Work to complete: Reproduce the entries below exactly, but leave the pictures out.

Web page and app entries:
○ ○ ○ ○ ○

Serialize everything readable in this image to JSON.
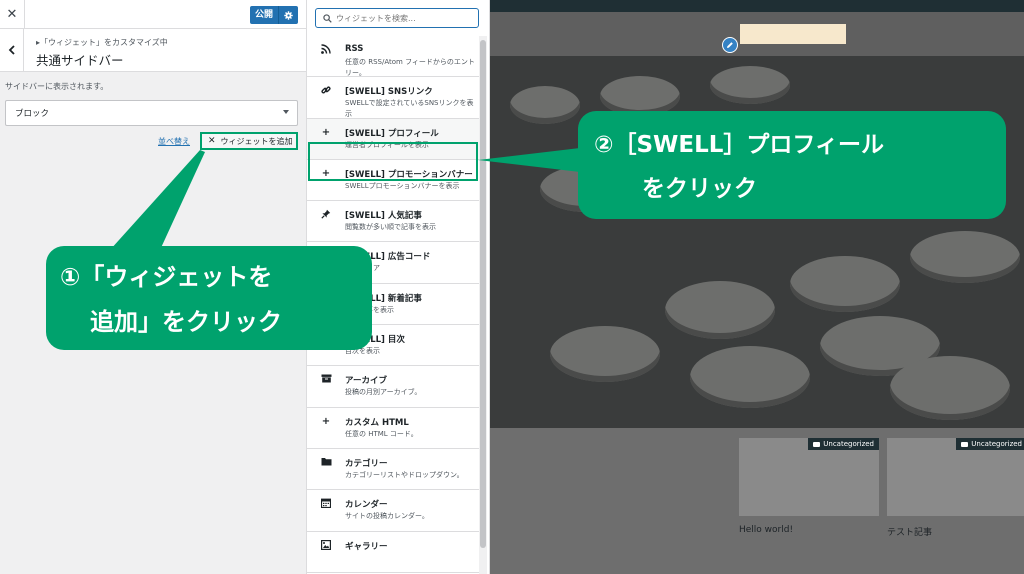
{
  "customizer": {
    "close_icon": "close-icon",
    "publish_label": "公開",
    "breadcrumb": "▸「ウィジェット」をカスタマイズ中",
    "section_title": "共通サイドバー",
    "description": "サイドバーに表示されます。",
    "block_select_value": "ブロック",
    "reorder_label": "並べ替え",
    "add_widget_label": "ウィジェットを追加"
  },
  "widgets": {
    "search_placeholder": "ウィジェットを検索...",
    "items": [
      {
        "title": "RSS",
        "desc": "任意の RSS/Atom フィードからのエントリー。",
        "icon": "rss-icon"
      },
      {
        "title": "[SWELL] SNSリンク",
        "desc": "SWELLで設定されているSNSリンクを表示",
        "icon": "link-icon"
      },
      {
        "title": "[SWELL] プロフィール",
        "desc": "運営者プロフィールを表示",
        "icon": "plus-icon"
      },
      {
        "title": "[SWELL] プロモーションバナー",
        "desc": "SWELLプロモーションバナーを表示",
        "icon": "plus-icon"
      },
      {
        "title": "[SWELL] 人気記事",
        "desc": "閲覧数が多い順で記事を表示",
        "icon": "pin-icon"
      },
      {
        "title": "[SWELL] 広告コード",
        "desc": "広告エリア",
        "icon": "plus-icon"
      },
      {
        "title": "[SWELL] 新着記事",
        "desc": "新着記事を表示",
        "icon": "plus-icon"
      },
      {
        "title": "[SWELL] 目次",
        "desc": "目次を表示",
        "icon": "plus-icon"
      },
      {
        "title": "アーカイブ",
        "desc": "投稿の月別アーカイブ。",
        "icon": "archive-icon"
      },
      {
        "title": "カスタム HTML",
        "desc": "任意の HTML コード。",
        "icon": "plus-icon"
      },
      {
        "title": "カテゴリー",
        "desc": "カテゴリーリストやドロップダウン。",
        "icon": "folder-icon"
      },
      {
        "title": "カレンダー",
        "desc": "サイトの投稿カレンダー。",
        "icon": "calendar-icon"
      },
      {
        "title": "ギャラリー",
        "desc": "",
        "icon": "gallery-icon"
      }
    ]
  },
  "preview": {
    "posts": [
      {
        "category": "Uncategorized",
        "title": "Hello world!"
      },
      {
        "category": "Uncategorized",
        "title": "テスト記事"
      }
    ]
  },
  "annotations": {
    "step1_line1": "①「ウィジェットを",
    "step1_line2": "追加」をクリック",
    "step2_line1": "②［SWELL］プロフィール",
    "step2_line2": "をクリック"
  },
  "colors": {
    "accent": "#00a26d",
    "wp_blue": "#2271b1"
  }
}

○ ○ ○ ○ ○

Answer box:
Serialize everything readable in this image to JSON.
{
  "customizer": {
    "close_icon": "close-icon",
    "publish_label": "公開",
    "breadcrumb": "▸「ウィジェット」をカスタマイズ中",
    "section_title": "共通サイドバー",
    "description": "サイドバーに表示されます。",
    "block_select_value": "ブロック",
    "reorder_label": "並べ替え",
    "add_widget_label": "ウィジェットを追加"
  },
  "widgets": {
    "search_placeholder": "ウィジェットを検索...",
    "items": [
      {
        "title": "RSS",
        "desc": "任意の RSS/Atom フィードからのエントリー。",
        "icon": "rss-icon"
      },
      {
        "title": "[SWELL] SNSリンク",
        "desc": "SWELLで設定されているSNSリンクを表示",
        "icon": "link-icon"
      },
      {
        "title": "[SWELL] プロフィール",
        "desc": "運営者プロフィールを表示",
        "icon": "plus-icon"
      },
      {
        "title": "[SWELL] プロモーションバナー",
        "desc": "SWELLプロモーションバナーを表示",
        "icon": "plus-icon"
      },
      {
        "title": "[SWELL] 人気記事",
        "desc": "閲覧数が多い順で記事を表示",
        "icon": "pin-icon"
      },
      {
        "title": "[SWELL] 広告コード",
        "desc": "広告エリア",
        "icon": "plus-icon"
      },
      {
        "title": "[SWELL] 新着記事",
        "desc": "新着記事を表示",
        "icon": "plus-icon"
      },
      {
        "title": "[SWELL] 目次",
        "desc": "目次を表示",
        "icon": "plus-icon"
      },
      {
        "title": "アーカイブ",
        "desc": "投稿の月別アーカイブ。",
        "icon": "archive-icon"
      },
      {
        "title": "カスタム HTML",
        "desc": "任意の HTML コード。",
        "icon": "plus-icon"
      },
      {
        "title": "カテゴリー",
        "desc": "カテゴリーリストやドロップダウン。",
        "icon": "folder-icon"
      },
      {
        "title": "カレンダー",
        "desc": "サイトの投稿カレンダー。",
        "icon": "calendar-icon"
      },
      {
        "title": "ギャラリー",
        "desc": "",
        "icon": "gallery-icon"
      }
    ]
  },
  "preview": {
    "posts": [
      {
        "category": "Uncategorized",
        "title": "Hello world!"
      },
      {
        "category": "Uncategorized",
        "title": "テスト記事"
      }
    ]
  },
  "annotations": {
    "step1_line1": "①「ウィジェットを",
    "step1_line2": "追加」をクリック",
    "step2_line1": "②［SWELL］プロフィール",
    "step2_line2": "をクリック"
  },
  "colors": {
    "accent": "#00a26d",
    "wp_blue": "#2271b1"
  }
}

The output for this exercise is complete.